THE FIRE DEPARTMENT.
The fire department which consists of 44 men, part of whom are full paid, and part call men, is under command of Chief Michael McCann, who entered the department in 1868. One ladder, one chemical and three engine companies are in service. A test of engine No. 3 was unsatisfactory, as considerable slip was indicated in the suction valves and the steam valves were not properly set. steam was poorly maintained, due largely to dirty coal. The other engines, except for new valves, are substantially as when tested in September, 1910, at which time they were unable to deliver more than one good fire stream each. The chemical engine is of Holloway type, built in 1901 and overhauled in 1904. It carries two 80-gallon tanks, portable extinguishers, axes, crowbar, plaster hcok and two extension ladders. There are no 2 1/2-inch connections to the tanks. The reserve chemical engine is a Babcock with two 100-gallon vertical tanks. The Game well fire alarm telegraph system is in use, there being 43 boxes.
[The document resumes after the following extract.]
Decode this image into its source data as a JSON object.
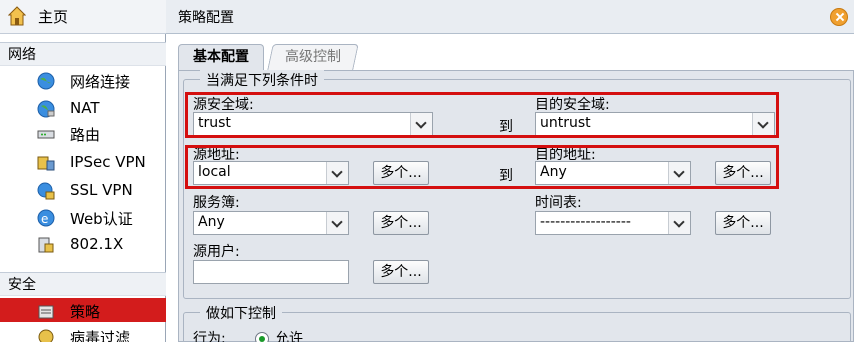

Water Supply.—Private works; competent management. No agreement relative to fire protection. Records fair. Pumpage from wells at two stations direct to distribution system. Supply adequate, but unable to furnish maximum fire flow, owing to small storage and limited flow of wells. Main pumping station non-fireproof; good private protection; auxiliary station noncombustible. Pumping capacity without sufficient reserve. Pressures moderate: poorly maintained even under moderate draft. Consumption high. Main arteries inadequate; secondary feeders mainly lacking; minor distributers small; gridironing poor. Mains in good condition, but in some localities injury by electrolysis may be expected, Gate valves widely spaced; in good condition. but no regular inspection. Hydrants mostly small and poorly distributed; in good condition.
Fire Department.—Half full paid, half call men. Under commission appointed by city council. Chief experienced. Too few men and insufficient apparatus to control serious fire. Northern residential district poorly protected. Only one engine suitable for city work. One ladder truck, heavy and slow-raising. Only one piece of chemical apparatus. Minor equipment deficient. Hose supply good. Coal of poor quality. Discipline and personnel fair. Drills irregular and incomplete. Response to alarms slow, Fire methods only fair. No systematic building inspections. Recent records fairly well kept. Practically no apparatus added in the last 5 years.
Fire Alarm System.—Automatic system; maintained by an electrical contractor under direction of chief of the fire department. Headquarters in fire station of ordinary construction; apparatus poorly installed with no provisions for expansion. No reliable registering devices. Good fire department telephone system. All boxes have brush breaks and keys detached; no key signs. Most Foxes dingy and inconspicuous; some poorly located; in very poor condition. Distribution poor; many residential sections unprotected. Circuits overhead: in poor condition and on poles with high-tension circuits at many points; considerable underground duct available. Tests irregular; no records kept; no maps provided.